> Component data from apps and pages

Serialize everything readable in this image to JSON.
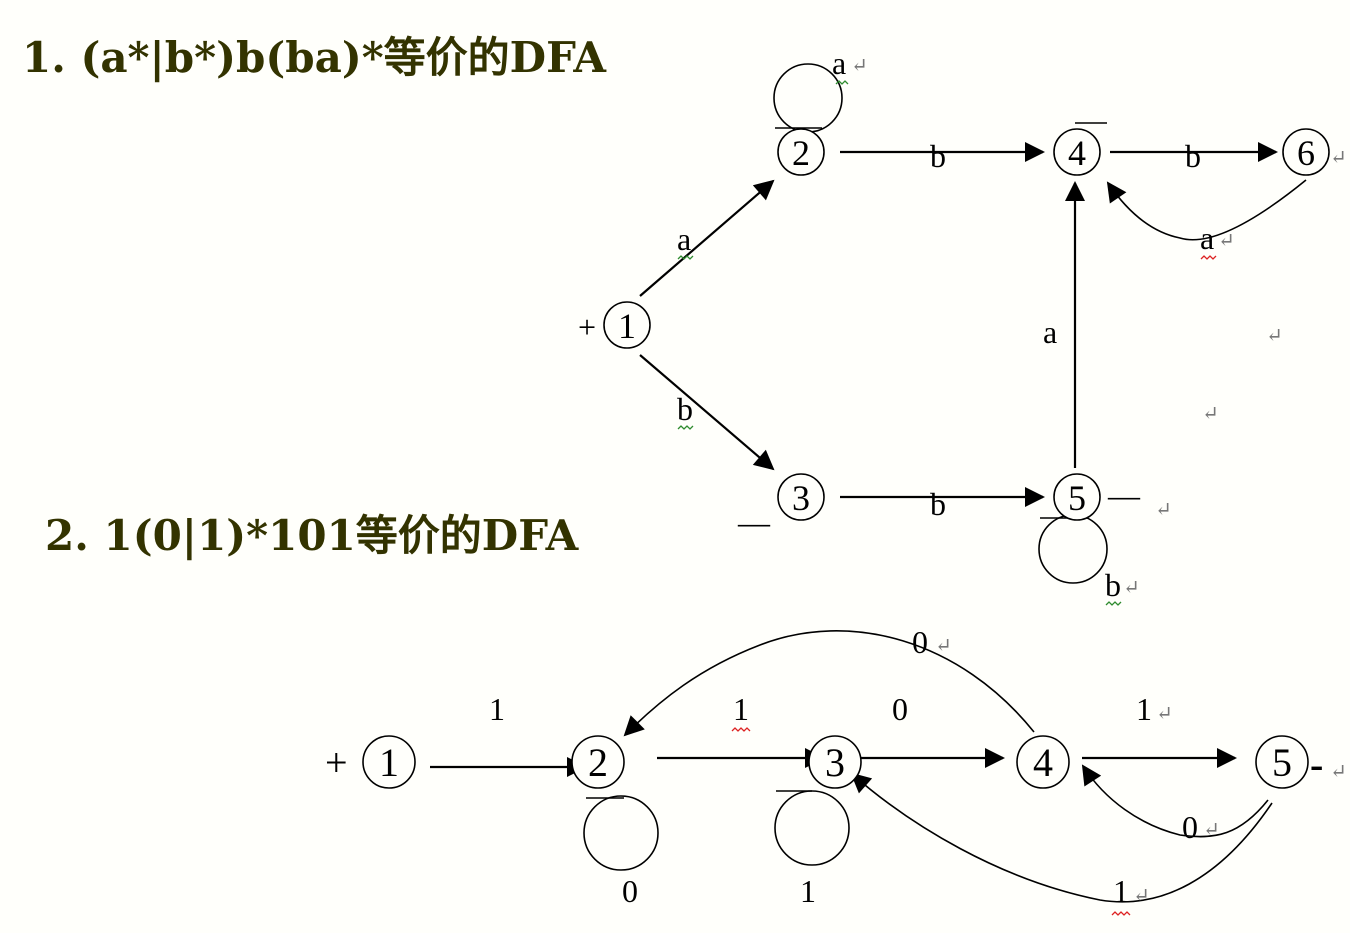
{
  "headings": {
    "dfa1": "1. (a*|b*)b(ba)*等价的DFA",
    "dfa2": "2. 1(0|1)*101等价的DFA"
  },
  "dfa1": {
    "start_marker": "+",
    "final_marker": "—",
    "nodes": [
      "1",
      "2",
      "3",
      "4",
      "5",
      "6"
    ],
    "labels": {
      "e12": "a",
      "e13": "b",
      "e24": "b",
      "e35": "b",
      "e54": "a",
      "e46": "b",
      "e64": "a",
      "loop2": "a",
      "loop5": "b"
    }
  },
  "dfa2": {
    "start_marker": "+",
    "final_marker": "-",
    "nodes": [
      "1",
      "2",
      "3",
      "4",
      "5"
    ],
    "labels": {
      "e12": "1",
      "e23": "1",
      "e34": "0",
      "e45": "1",
      "e42": "0",
      "e54": "0",
      "e53": "1",
      "loop2": "0",
      "loop3": "1"
    }
  },
  "colors": {
    "heading": "#333300",
    "background": "#fffffb",
    "edge": "#000000",
    "spellcheck_green": "#2e8b2e",
    "spellcheck_red": "#dd2222"
  },
  "return_mark": "↵"
}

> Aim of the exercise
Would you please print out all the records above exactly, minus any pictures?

> Task response
Serialize everything readable in this image to JSON.
{
  "headings": {
    "dfa1": "1. (a*|b*)b(ba)*等价的DFA",
    "dfa2": "2. 1(0|1)*101等价的DFA"
  },
  "dfa1": {
    "start_marker": "+",
    "final_marker": "—",
    "nodes": [
      "1",
      "2",
      "3",
      "4",
      "5",
      "6"
    ],
    "labels": {
      "e12": "a",
      "e13": "b",
      "e24": "b",
      "e35": "b",
      "e54": "a",
      "e46": "b",
      "e64": "a",
      "loop2": "a",
      "loop5": "b"
    }
  },
  "dfa2": {
    "start_marker": "+",
    "final_marker": "-",
    "nodes": [
      "1",
      "2",
      "3",
      "4",
      "5"
    ],
    "labels": {
      "e12": "1",
      "e23": "1",
      "e34": "0",
      "e45": "1",
      "e42": "0",
      "e54": "0",
      "e53": "1",
      "loop2": "0",
      "loop3": "1"
    }
  },
  "colors": {
    "heading": "#333300",
    "background": "#fffffb",
    "edge": "#000000",
    "spellcheck_green": "#2e8b2e",
    "spellcheck_red": "#dd2222"
  },
  "return_mark": "↵"
}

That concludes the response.